History of the Barber Pole

The barber pole is something we see in front of every barbershop, actually, it is required by law that barbershops in Massachusetts display a barber pole at their storefront.  It is often forgotten that the Barbers of the past were not just there to cut hair and shave beards, they also performed minor surgeries, dentistry, and tasks such as bloodletting.  Each day, customers walk into my shop and as what the significance and symbolism of our pole is, so I thought I would share it with you all.

The original barber’s pole has a brass ball at its top, representing the vessel in which leeches (for bloodletting) were kept and/or the basin which received the patient’s blood. The pole itself represents the rod which the patient held tightly during the bloodletting procedure to show the barber where the veins were located. The red and white stripes represents the bloodied and clean bandages used during the procedure. Afterwards, these bandages were washed and hung to dry on the rod outside the shop. The wind would twist the bandages together, forming the familiar spiral pattern we see on the barber poles of today.

After the establishment of the Barber-Surgeons Company in 1540, a statute was passed that required barbers and surgeons to distinguish their services by the colours of their pole. From that point forward, barbers used blue and white poles, while surgeons used red and white poles.

Today, red, white and blue barber poles are often found in the United States. Some interpretations say that the red represents arterial blood, the blue represents venous blood and the white represents the bandages. Spinning barber poles are meant to move in a direction that makes the red (arterial blood) appear as if it were flowing downwards, as it does in the body.

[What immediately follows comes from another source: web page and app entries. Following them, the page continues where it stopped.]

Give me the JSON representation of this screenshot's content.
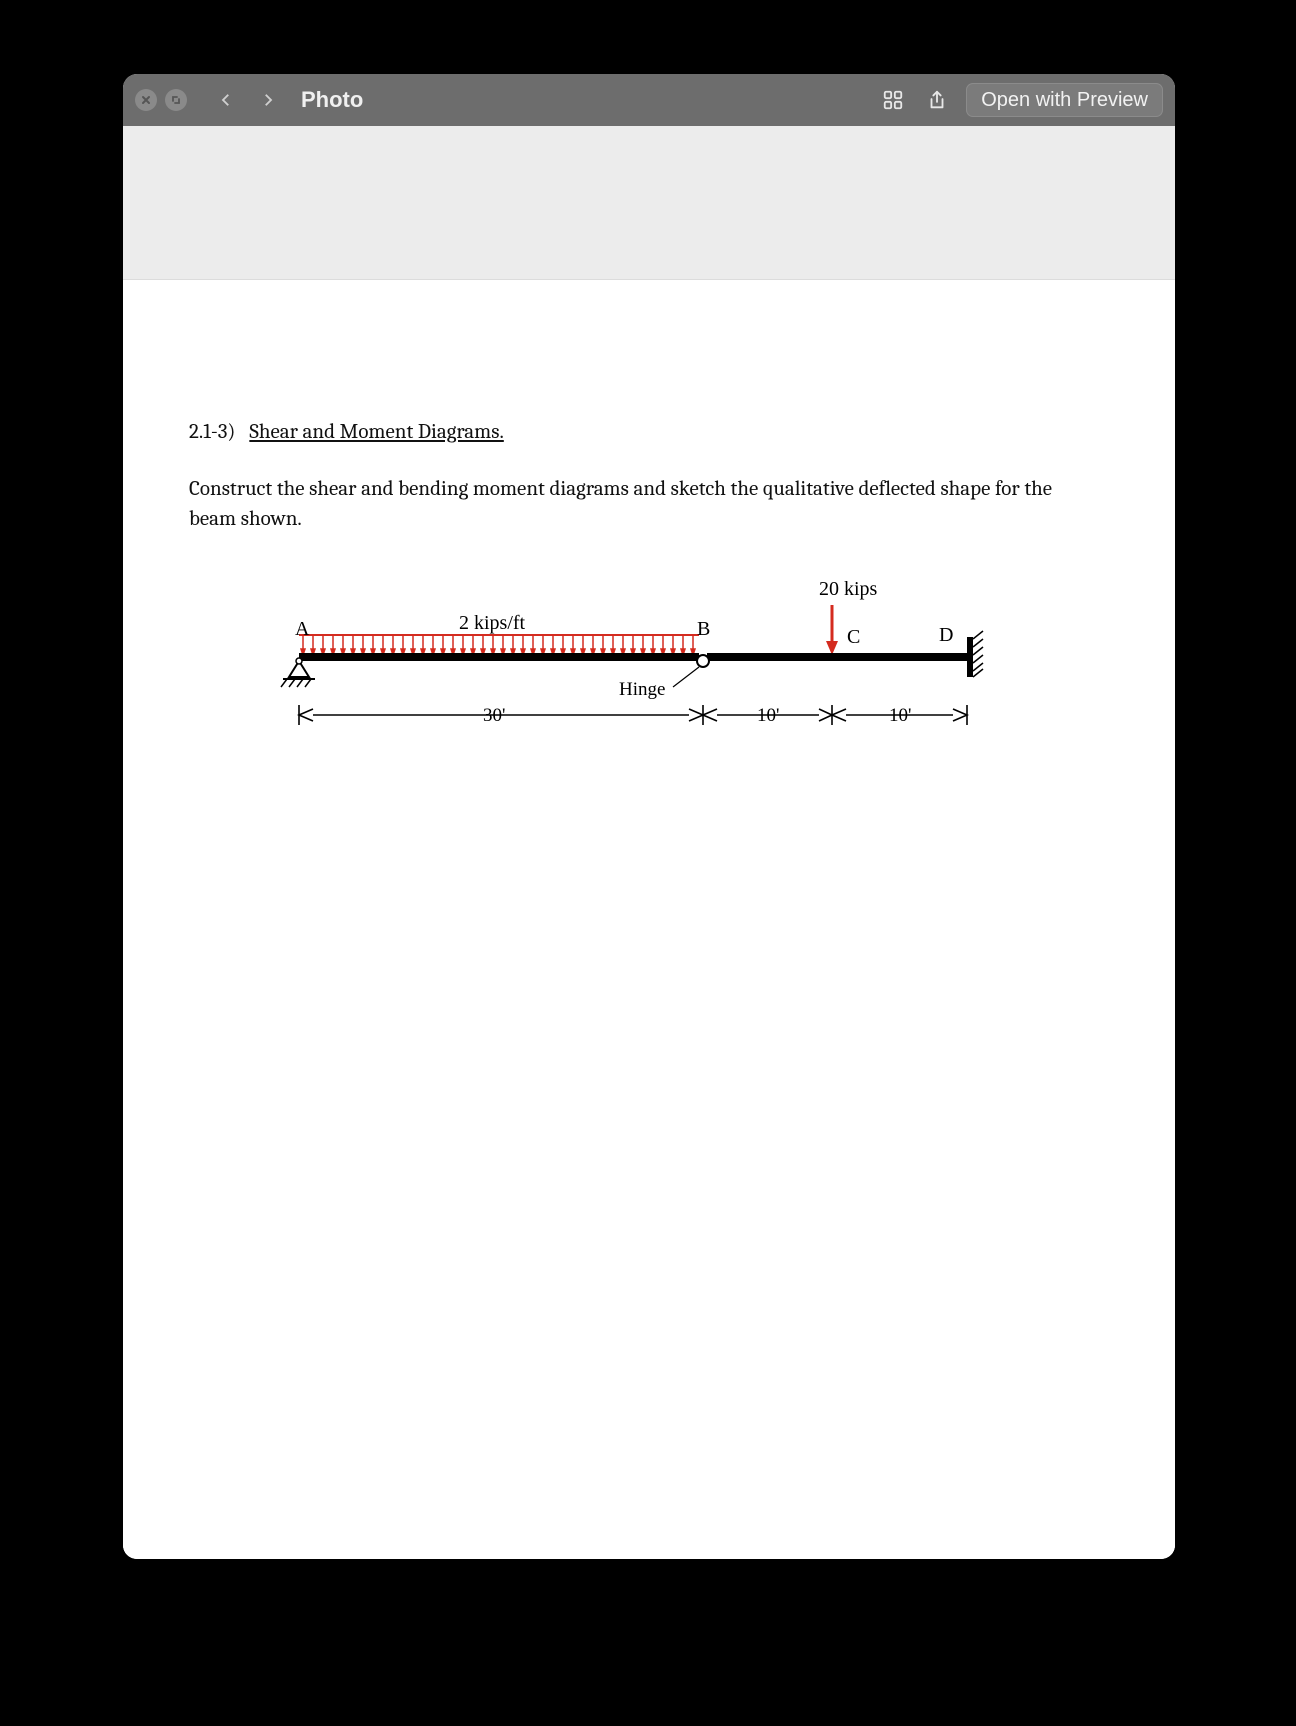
{
  "titlebar": {
    "title": "Photo",
    "open_button_label": "Open with Preview"
  },
  "document": {
    "problem_number": "2.1-3)",
    "problem_title": "Shear and Moment Diagrams.",
    "problem_statement": "Construct the shear and bending moment diagrams and sketch the qualitative deflected shape for the beam shown.",
    "diagram": {
      "point_load_label": "20 kips",
      "distributed_load_label": "2 kips/ft",
      "hinge_label": "Hinge",
      "nodes": {
        "A": "A",
        "B": "B",
        "C": "C",
        "D": "D"
      },
      "dimensions": {
        "d30": "30'",
        "d10a": "10'",
        "d10b": "10'"
      }
    }
  }
}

Facts like this are often forgotten in the barbering industry. You may be surprised to find out that your own barber may not know the meaning of the one piece of his business that represents his art.

VIA: https://www.razorsbarbershop.com/blog/2017/1/22/history-of-the-barber-pole